Disloyalty in the Church is rooted in a lack of compassion and indifference, Pope Francis said as he made 13 new cardinals in St Peter’s Basilica.
The 82-year-old Roman Pontiff, who has faced unprecedented public opposition to his ministry from some high ranking prelates, argued that without a “lively awareness” of God’s compassion, disloyalty to “our own ministry” seeps in.
“The readiness of a cardinal to shed his own blood – as signified by the colour of your robes – is secure if it is rooted in this awareness of having been shown compassion and in the ability to show compassion in return. Otherwise, we cannot be loyal,” the Pope told the men he would elevate to the highest ranks in the Church.
“So many disloyal actions on the part of ecclesiastics are born of the lack of a sense of having been shown compassion, and by the habit of averting one’s gaze, the habit of indifference.”
The consistory ceremony to make the new cardinals took place the day before the Synod of Bishops on the Amazon, which has been criticised by cardinals such as Raymond Burke, the Patron of the Order of Malta, and Gerhard Müller, the former Prefect of the Congregation for the Doctrine of the Faith.
Throughout his papacy, Francis has faced criticism from a small but powerful grow of conservatives in the Church, which have supporters in parts of the Roman Curia. Cardinal Burke and another retired cardinal have submitted a series of challenges to him about his family life teaching and threatened to issue a formal correction.
The Pope has said he welcomes criticism but as the opposition has become more vocal, he has also warned against those who throw stones but “hide” their hands, and who don’t criticise constructively but work to undermine his pontificate.
In his 5 October homily, the Pope diagnosed the problems in the Church as down to a compassion deficit. He said unless the cardinals can “feel” the loving compassion of God, then they will be unable to bear witness to it.
“In the Gospels, we often see Jesus’ compassion for those who are suffering,” the Pope said. “He is a compassionate redeemer.”
He went on: “Are we conscious – we, in the first place – of having been the object of God’s compassion? In a particular way, I ask this of you, brother cardinals and those about to become cardinals: do you have a lively awareness of having been preceded and accompanied by his mercy?”
The challenges by cardinals to Francis are unusual given the oath of loyalty and obedience that cardinals make to the pope.
Following his homily, each of the 13 new Princes of the Church pledged to be "constantly obedient to the Holy Roman Apostolic Church, to Blessed Peter in the person of the Supreme Pontiff” and then went up to the Pope, kneeling as he placed the red biretta on their heads.

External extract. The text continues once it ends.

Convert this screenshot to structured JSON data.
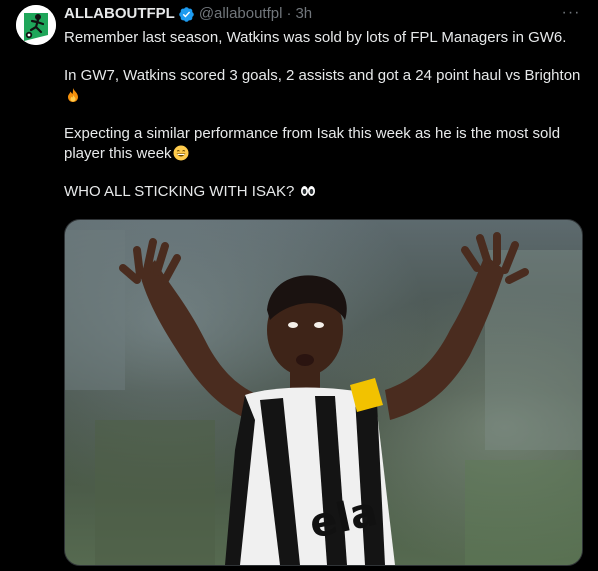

This consistory, the Pope’s sixth, saw him create cardinals who share his vision of a compassionate, pastoral Church in dialogue with the world, and include three Jesuits.
Among them were his British Archbishop, Cardinal Michael Fitzgerald, 82, the former leader of the Pontifical Council for Interreligious Dialogue and papal ambassador to Egypt. He is now working on interfaith relations in Liverpool.
Also receiving the red hat today was Jesuit, Cardinal Michael Czerny, who works in the Holy See's migrants' office and has chosen a pectoral cross made out of wood from a boat landing in Lampedusa, and Jean-Claude Hollerich, another Jesuit, who is the Archbishop of Luxembourg and a former missionary in Japan.
Throughout his pontificate, Francis has sought to reshape the college of cardinals, and make it more representative of the universal Church and less Euro-centric. He has chosen more than 50 per cent of those who will elect his successors, with 61 of the 128 cardinal electors coming from the developing world.
After the ceremony the new cardinals met Benedict XVI and received his blessing. According to a Vatican statement, Benedict reminded them of the “value of fidelity to the Pope”.